### Exercise goal
Copy every line of the records below that holds the word "Create".

Dataset rows describing interfaces:
--------------------------------------------------

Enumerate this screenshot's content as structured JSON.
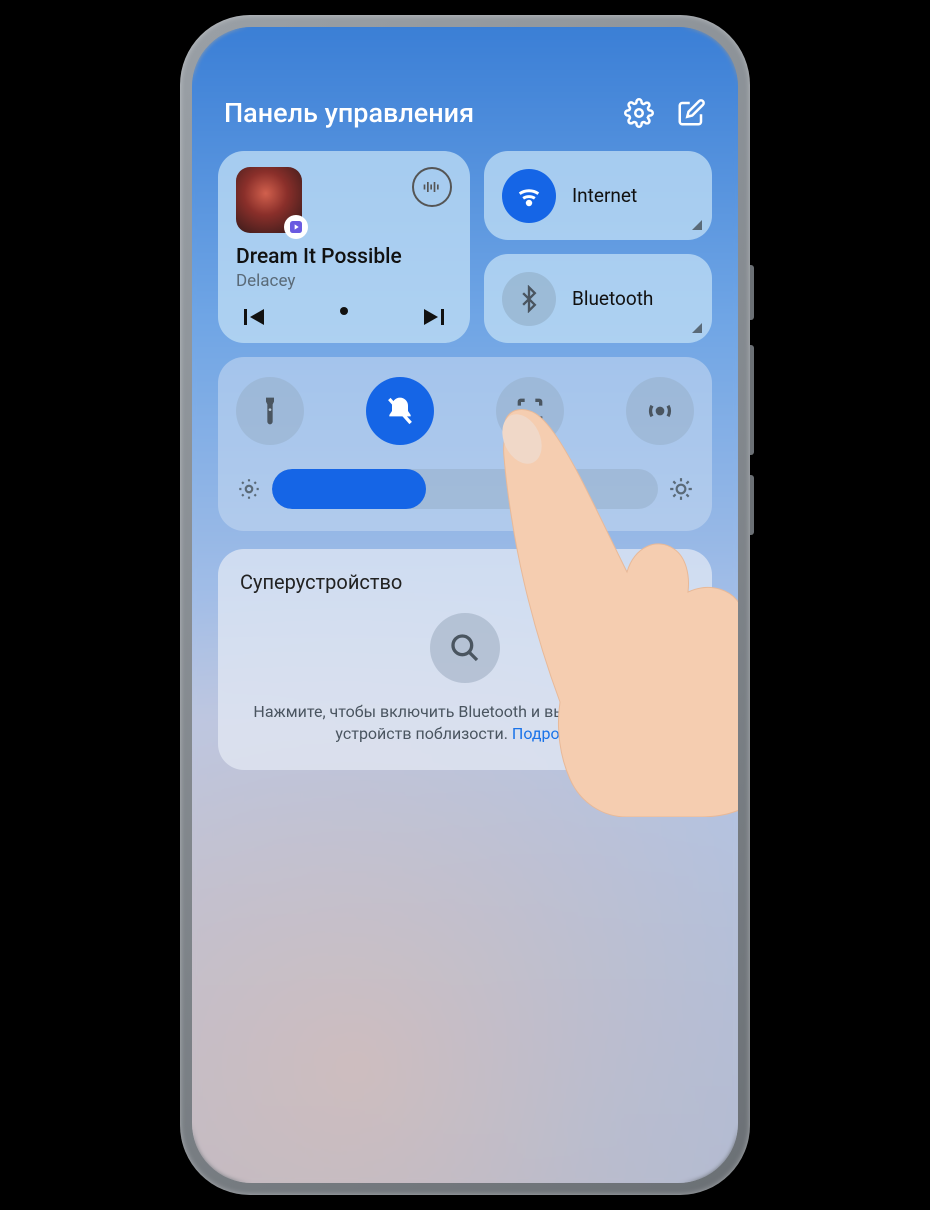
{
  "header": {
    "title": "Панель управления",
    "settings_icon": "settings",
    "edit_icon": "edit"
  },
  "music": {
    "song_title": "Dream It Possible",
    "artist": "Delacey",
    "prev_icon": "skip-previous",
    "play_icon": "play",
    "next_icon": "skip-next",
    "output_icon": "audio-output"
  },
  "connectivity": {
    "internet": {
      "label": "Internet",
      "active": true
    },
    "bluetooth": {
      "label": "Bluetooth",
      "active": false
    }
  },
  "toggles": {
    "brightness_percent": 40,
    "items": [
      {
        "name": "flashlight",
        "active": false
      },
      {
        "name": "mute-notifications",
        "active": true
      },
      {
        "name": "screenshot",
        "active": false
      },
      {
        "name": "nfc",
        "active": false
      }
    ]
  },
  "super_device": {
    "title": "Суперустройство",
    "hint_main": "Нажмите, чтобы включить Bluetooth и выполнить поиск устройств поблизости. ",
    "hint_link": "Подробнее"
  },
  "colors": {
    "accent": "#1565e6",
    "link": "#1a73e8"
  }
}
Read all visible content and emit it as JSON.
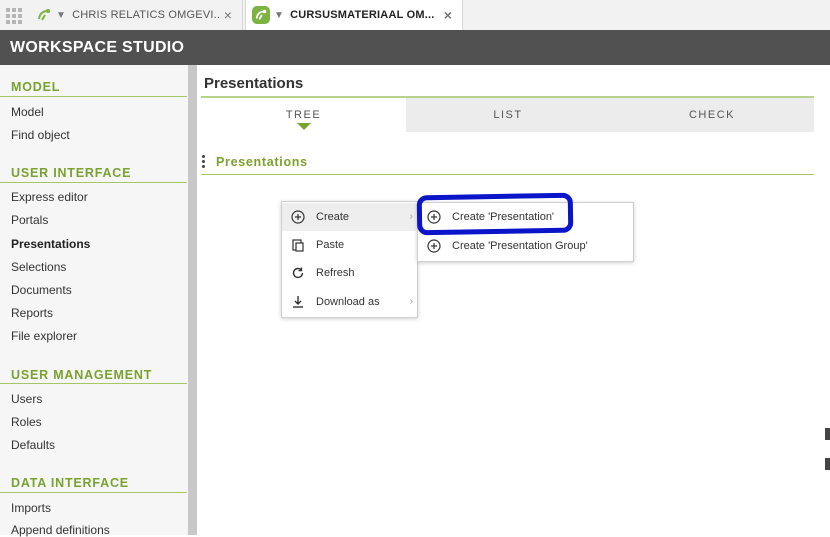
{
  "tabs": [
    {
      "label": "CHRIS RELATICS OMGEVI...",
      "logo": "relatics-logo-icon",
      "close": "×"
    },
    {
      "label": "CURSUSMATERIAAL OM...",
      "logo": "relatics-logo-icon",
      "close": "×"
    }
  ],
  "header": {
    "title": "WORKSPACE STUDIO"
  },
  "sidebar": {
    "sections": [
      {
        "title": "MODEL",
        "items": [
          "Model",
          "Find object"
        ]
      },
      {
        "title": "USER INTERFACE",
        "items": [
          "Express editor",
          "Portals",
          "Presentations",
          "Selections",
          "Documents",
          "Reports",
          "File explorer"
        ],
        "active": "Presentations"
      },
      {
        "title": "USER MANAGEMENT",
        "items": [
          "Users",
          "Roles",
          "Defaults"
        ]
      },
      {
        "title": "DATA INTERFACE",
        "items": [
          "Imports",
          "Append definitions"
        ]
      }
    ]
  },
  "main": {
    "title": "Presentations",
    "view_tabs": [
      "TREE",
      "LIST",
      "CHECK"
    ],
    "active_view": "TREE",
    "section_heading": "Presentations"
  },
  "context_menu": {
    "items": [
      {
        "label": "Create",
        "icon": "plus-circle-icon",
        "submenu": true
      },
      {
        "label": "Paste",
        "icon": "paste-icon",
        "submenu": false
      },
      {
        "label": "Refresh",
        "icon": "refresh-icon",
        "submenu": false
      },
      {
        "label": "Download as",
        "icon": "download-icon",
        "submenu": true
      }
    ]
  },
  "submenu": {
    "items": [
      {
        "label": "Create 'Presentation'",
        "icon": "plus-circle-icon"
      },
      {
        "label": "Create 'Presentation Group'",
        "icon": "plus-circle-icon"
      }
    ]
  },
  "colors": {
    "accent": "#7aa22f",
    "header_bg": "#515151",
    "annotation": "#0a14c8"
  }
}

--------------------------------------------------

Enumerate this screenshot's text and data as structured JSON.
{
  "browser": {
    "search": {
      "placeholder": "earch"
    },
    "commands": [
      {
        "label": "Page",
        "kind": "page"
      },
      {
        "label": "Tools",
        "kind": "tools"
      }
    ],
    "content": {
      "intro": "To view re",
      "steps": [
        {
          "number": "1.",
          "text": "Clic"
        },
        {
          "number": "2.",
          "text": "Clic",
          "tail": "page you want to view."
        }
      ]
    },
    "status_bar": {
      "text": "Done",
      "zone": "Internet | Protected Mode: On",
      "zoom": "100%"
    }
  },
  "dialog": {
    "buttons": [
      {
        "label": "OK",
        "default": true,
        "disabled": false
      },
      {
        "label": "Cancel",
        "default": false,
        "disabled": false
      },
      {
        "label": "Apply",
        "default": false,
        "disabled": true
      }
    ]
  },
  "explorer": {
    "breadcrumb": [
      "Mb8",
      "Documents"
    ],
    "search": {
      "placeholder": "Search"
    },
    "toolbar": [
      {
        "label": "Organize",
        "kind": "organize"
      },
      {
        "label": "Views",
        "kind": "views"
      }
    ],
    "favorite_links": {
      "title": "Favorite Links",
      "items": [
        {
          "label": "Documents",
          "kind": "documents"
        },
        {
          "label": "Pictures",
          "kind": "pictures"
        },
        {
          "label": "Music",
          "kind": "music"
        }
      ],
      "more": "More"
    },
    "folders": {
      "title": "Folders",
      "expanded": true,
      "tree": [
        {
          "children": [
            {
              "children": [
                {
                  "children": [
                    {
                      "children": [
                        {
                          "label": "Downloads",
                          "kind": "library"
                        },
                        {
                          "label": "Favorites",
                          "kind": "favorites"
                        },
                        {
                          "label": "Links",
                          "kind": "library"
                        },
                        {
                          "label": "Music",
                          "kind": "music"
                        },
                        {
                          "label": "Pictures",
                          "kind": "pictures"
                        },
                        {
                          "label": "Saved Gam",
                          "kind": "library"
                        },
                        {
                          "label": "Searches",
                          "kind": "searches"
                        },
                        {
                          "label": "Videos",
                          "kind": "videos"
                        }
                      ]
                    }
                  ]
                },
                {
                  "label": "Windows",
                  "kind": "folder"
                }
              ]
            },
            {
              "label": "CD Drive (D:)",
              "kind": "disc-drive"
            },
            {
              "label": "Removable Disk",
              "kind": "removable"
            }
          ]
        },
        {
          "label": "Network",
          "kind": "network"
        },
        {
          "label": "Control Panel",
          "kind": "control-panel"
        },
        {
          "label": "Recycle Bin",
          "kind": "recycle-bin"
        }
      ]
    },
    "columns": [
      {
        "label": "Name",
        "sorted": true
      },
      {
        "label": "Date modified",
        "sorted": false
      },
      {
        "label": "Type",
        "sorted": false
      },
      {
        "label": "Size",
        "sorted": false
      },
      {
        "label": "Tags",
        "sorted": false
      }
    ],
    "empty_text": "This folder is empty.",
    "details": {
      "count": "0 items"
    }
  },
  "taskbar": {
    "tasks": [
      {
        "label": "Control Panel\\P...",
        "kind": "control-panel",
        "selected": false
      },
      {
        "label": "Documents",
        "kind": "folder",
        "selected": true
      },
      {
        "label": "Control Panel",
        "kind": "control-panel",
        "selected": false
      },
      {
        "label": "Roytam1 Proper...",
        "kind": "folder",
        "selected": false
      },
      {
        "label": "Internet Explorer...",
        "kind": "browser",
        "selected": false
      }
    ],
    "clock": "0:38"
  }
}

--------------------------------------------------

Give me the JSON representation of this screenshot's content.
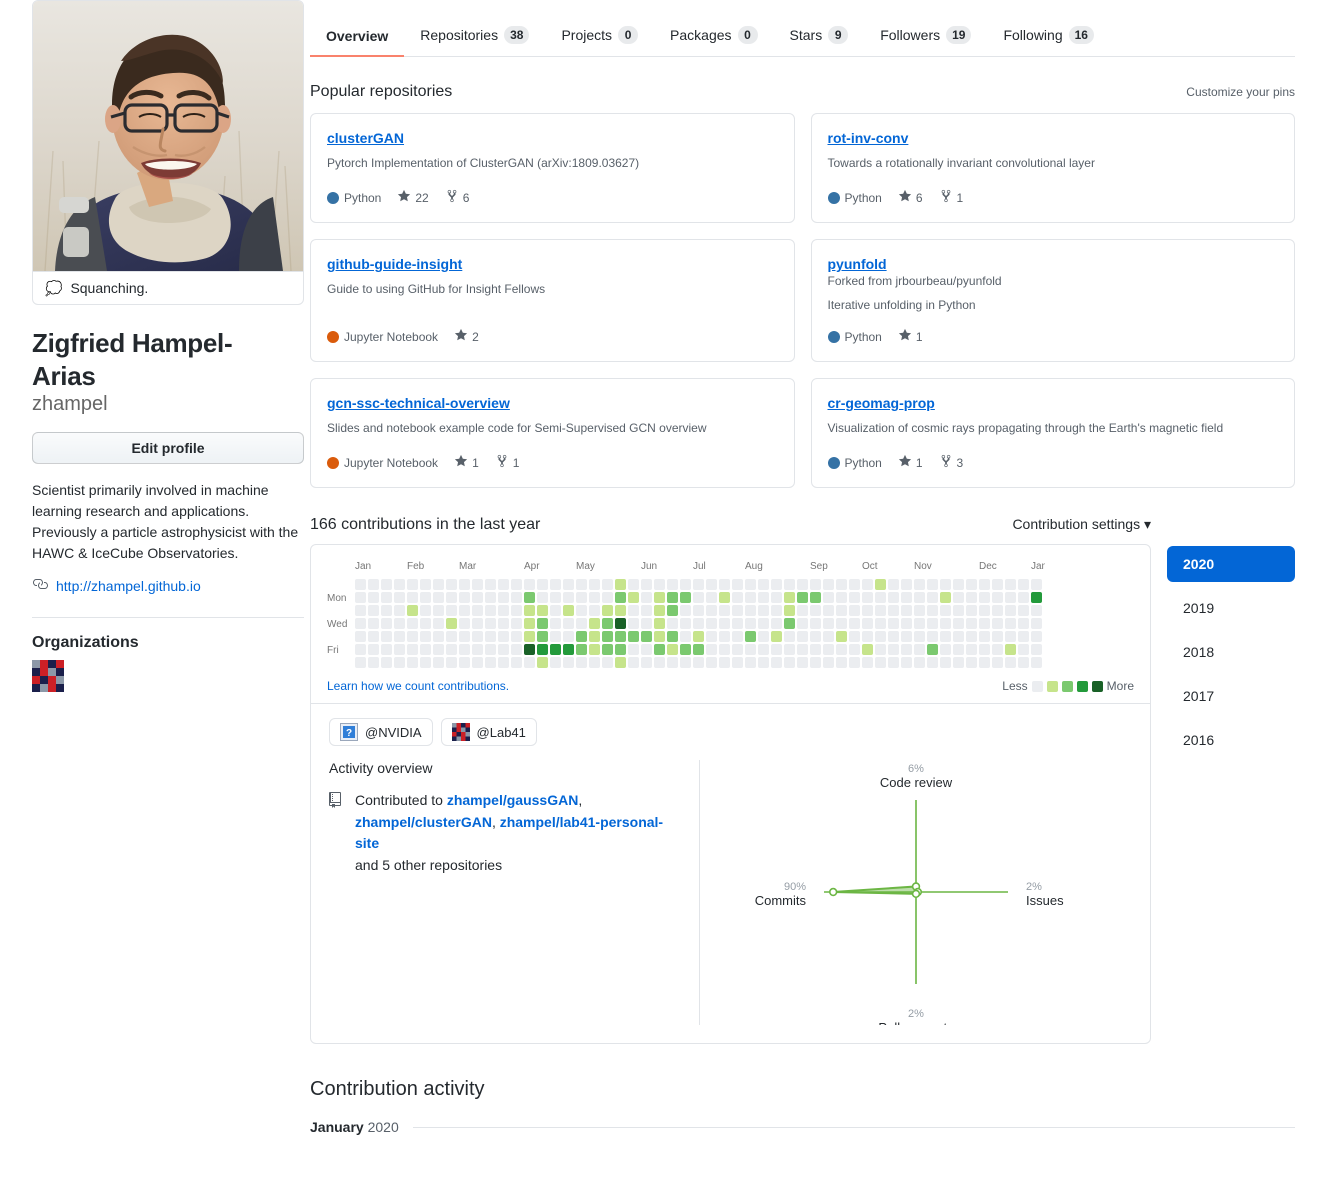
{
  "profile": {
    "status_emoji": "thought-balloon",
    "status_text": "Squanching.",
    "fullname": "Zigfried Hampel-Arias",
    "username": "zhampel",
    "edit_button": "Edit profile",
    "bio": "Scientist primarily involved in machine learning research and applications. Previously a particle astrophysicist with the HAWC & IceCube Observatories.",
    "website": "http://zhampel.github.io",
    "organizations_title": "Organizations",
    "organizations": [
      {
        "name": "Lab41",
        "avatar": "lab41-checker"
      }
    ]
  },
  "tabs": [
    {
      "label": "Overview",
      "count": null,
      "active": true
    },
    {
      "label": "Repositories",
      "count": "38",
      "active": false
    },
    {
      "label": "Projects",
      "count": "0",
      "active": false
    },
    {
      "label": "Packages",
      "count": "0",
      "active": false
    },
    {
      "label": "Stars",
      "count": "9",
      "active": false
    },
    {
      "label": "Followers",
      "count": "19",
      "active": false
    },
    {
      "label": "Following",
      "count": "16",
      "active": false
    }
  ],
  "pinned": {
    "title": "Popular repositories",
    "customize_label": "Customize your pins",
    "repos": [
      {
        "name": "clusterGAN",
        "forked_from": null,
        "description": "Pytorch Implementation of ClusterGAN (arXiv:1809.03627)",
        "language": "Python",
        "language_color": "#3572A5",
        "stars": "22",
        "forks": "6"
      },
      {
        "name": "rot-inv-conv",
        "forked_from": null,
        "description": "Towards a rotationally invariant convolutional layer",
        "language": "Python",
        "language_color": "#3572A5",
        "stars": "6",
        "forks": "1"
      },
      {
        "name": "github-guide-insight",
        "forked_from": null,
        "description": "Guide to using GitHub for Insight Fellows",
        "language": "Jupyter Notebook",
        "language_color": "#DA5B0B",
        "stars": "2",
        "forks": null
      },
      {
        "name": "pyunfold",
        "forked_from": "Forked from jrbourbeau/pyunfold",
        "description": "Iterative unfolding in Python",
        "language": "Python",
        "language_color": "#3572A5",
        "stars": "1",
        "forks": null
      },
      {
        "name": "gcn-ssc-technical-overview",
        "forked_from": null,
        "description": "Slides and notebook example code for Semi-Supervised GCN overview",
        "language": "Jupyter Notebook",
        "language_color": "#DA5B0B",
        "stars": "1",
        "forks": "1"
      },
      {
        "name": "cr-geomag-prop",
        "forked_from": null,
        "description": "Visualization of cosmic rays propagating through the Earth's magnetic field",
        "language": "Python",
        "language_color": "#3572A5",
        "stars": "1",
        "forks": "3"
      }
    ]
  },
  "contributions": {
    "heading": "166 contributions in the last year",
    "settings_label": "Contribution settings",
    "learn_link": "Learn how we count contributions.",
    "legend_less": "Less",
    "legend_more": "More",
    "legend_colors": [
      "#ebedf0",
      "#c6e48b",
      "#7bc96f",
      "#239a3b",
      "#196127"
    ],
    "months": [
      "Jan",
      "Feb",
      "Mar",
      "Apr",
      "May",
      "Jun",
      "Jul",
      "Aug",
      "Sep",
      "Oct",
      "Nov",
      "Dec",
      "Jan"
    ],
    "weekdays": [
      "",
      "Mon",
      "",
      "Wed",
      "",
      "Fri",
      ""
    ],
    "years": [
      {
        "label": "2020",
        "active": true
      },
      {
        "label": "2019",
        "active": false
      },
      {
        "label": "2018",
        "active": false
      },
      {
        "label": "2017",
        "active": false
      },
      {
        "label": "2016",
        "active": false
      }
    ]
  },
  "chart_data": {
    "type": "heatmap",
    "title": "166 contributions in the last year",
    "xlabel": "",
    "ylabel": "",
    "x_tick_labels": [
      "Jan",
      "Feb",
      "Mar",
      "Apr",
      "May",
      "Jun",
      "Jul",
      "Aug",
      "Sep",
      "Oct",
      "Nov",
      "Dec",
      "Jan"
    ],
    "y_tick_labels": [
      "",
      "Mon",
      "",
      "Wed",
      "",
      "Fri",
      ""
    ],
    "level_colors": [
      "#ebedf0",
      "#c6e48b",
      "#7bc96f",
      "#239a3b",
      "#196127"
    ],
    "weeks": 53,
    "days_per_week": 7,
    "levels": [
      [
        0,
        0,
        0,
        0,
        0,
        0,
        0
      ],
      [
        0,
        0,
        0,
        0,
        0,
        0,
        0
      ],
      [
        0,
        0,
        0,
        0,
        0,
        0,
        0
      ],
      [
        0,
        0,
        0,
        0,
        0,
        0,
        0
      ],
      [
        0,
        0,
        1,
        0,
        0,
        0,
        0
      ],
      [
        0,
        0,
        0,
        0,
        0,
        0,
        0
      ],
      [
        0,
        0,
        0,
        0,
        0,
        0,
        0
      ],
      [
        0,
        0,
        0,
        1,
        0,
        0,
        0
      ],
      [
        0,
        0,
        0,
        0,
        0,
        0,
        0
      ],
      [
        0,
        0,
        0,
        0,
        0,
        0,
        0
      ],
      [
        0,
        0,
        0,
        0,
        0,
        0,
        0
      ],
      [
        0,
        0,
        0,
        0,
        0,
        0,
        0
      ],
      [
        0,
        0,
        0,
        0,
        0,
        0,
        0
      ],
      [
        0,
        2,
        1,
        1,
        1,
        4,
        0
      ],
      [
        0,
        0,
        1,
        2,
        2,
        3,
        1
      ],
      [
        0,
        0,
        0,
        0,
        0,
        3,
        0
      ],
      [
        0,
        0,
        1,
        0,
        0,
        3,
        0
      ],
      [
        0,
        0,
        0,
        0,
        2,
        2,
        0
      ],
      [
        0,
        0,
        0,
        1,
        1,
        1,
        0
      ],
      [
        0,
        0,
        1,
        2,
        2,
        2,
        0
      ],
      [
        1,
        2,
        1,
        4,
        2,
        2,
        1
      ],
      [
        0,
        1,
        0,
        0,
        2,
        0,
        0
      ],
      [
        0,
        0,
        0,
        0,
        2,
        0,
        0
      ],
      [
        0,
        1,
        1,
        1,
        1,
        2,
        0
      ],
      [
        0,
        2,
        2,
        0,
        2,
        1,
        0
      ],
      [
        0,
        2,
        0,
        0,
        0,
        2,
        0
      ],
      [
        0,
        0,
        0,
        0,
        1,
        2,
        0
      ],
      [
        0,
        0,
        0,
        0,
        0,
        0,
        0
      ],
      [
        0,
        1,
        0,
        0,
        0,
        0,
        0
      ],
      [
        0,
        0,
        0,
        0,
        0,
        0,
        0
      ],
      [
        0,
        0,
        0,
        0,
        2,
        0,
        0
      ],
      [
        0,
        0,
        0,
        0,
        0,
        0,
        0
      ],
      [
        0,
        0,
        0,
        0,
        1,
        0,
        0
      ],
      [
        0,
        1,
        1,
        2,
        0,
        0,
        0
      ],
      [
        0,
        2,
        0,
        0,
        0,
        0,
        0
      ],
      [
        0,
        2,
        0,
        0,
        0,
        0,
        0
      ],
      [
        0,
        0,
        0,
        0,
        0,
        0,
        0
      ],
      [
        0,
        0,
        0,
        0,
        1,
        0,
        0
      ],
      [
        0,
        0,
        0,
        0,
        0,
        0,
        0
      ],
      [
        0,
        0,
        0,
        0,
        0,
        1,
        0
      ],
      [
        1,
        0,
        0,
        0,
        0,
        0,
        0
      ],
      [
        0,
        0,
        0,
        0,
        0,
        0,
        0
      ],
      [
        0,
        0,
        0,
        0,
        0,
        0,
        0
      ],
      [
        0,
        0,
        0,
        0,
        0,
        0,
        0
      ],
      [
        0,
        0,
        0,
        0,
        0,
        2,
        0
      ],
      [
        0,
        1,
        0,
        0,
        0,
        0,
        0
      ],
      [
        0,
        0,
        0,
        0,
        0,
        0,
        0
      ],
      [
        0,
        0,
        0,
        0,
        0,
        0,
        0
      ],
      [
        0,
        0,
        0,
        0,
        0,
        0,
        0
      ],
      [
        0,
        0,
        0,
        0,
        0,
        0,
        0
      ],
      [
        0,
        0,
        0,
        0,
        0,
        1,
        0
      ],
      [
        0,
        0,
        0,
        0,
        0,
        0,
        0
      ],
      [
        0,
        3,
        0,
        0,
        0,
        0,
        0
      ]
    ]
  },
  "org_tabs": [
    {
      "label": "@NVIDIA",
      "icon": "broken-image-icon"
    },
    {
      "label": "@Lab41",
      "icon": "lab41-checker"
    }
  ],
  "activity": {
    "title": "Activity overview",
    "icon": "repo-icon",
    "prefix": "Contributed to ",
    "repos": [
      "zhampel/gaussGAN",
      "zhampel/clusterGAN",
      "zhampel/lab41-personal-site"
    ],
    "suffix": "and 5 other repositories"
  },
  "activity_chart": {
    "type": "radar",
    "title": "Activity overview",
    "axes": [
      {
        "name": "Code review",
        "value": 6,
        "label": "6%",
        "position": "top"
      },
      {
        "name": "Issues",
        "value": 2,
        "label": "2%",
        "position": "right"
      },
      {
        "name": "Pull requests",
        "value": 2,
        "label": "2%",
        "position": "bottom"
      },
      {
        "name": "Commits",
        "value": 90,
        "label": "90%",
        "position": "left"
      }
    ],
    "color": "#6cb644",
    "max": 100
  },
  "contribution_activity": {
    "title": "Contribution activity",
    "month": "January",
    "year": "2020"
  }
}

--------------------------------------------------

### Response area
        "label": "Create",
        "label": "Create 'Presentation'",
        "label": "Create 'Presentation Group'",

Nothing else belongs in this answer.